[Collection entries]
=====

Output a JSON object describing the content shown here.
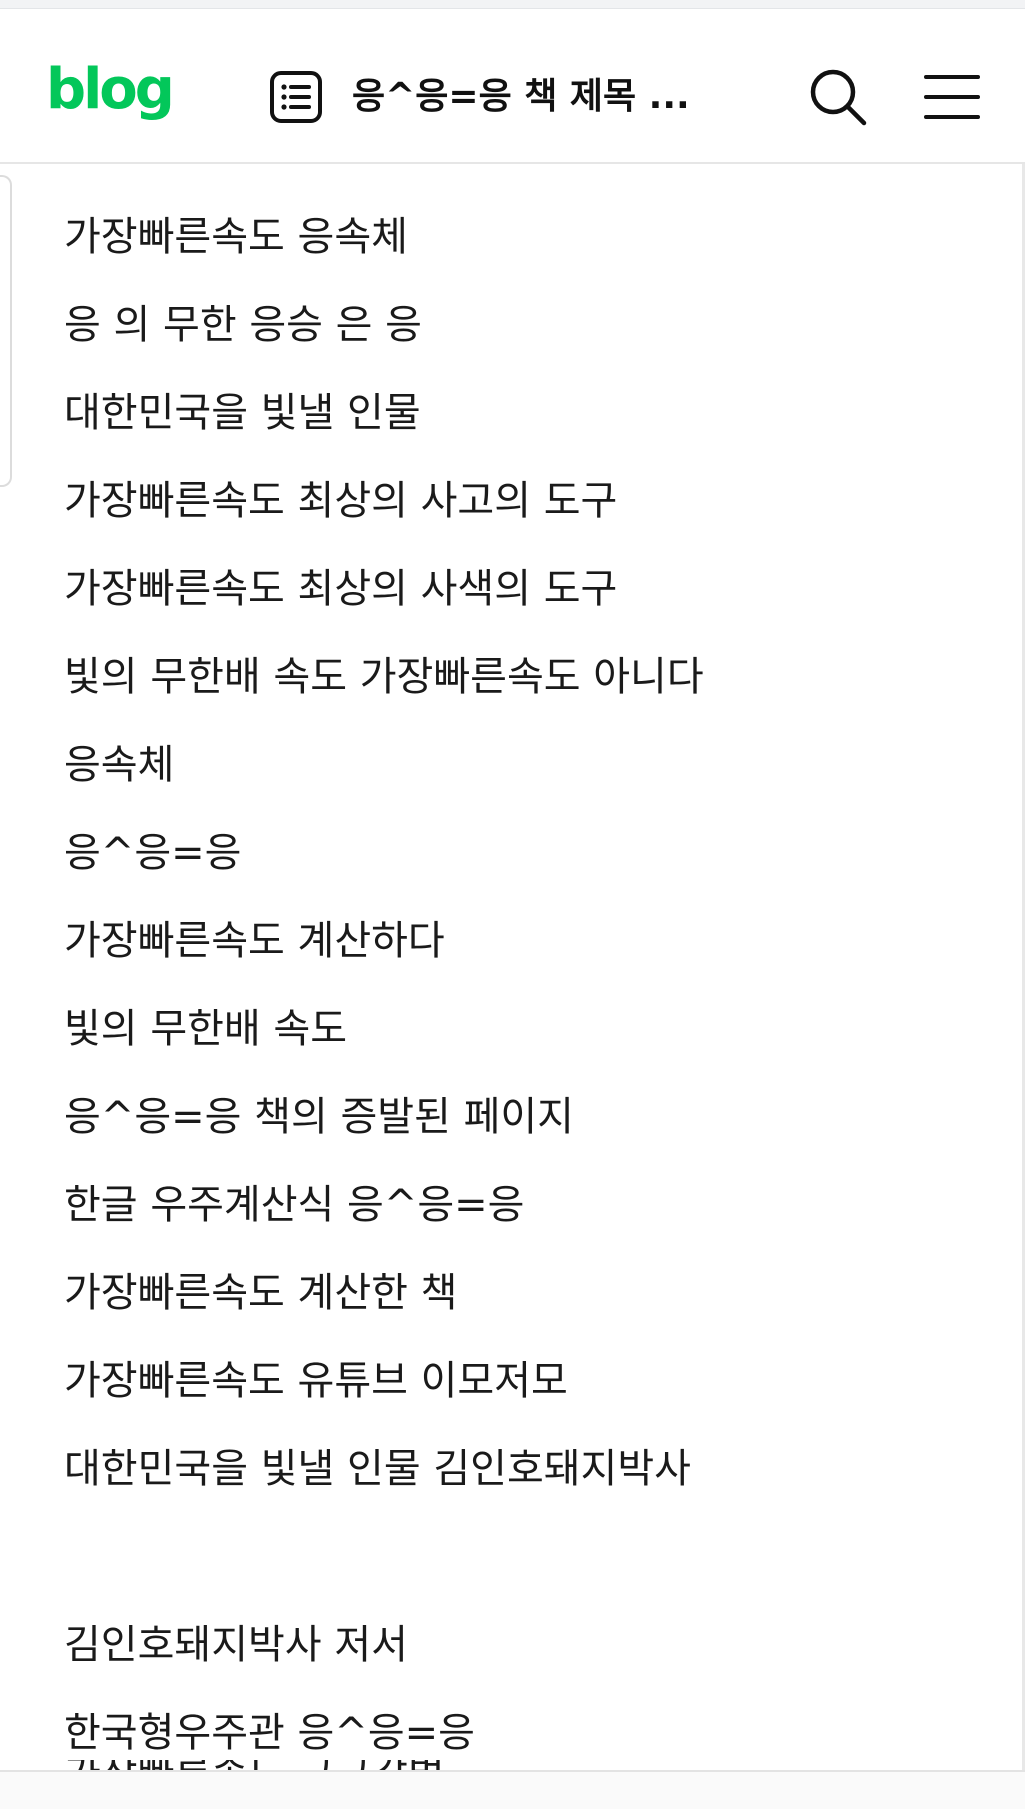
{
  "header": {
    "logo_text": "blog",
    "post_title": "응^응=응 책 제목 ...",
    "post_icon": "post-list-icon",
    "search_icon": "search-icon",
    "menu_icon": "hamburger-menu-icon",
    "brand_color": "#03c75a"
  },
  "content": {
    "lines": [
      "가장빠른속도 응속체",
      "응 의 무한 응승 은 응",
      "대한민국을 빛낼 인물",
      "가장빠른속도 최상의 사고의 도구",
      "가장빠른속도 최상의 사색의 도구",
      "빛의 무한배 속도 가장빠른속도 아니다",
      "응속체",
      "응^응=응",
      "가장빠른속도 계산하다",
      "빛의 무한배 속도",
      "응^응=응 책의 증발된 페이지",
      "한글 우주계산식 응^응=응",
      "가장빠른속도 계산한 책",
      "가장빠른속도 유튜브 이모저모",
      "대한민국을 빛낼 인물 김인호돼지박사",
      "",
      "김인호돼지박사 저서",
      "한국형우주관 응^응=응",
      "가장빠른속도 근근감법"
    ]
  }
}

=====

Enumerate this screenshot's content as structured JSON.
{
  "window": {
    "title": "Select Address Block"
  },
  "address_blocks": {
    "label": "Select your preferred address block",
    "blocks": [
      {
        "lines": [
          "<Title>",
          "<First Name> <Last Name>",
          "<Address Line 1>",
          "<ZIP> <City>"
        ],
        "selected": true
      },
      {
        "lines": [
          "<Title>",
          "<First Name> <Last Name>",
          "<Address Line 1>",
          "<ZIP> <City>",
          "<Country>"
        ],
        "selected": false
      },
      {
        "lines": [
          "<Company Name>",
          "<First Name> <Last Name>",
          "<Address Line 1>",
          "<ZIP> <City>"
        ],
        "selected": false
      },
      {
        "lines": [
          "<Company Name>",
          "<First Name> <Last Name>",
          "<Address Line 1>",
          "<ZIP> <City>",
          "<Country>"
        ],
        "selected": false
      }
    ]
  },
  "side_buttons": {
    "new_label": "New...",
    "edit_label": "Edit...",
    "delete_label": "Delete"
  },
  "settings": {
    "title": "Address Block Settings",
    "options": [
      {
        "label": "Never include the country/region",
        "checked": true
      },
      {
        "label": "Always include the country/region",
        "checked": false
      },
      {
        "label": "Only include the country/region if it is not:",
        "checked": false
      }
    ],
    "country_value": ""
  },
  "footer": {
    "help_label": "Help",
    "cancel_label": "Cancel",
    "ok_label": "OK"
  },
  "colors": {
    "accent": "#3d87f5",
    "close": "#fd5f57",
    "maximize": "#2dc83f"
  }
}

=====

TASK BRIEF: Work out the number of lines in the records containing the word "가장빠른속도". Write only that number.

EXERCISE ANSWER: 8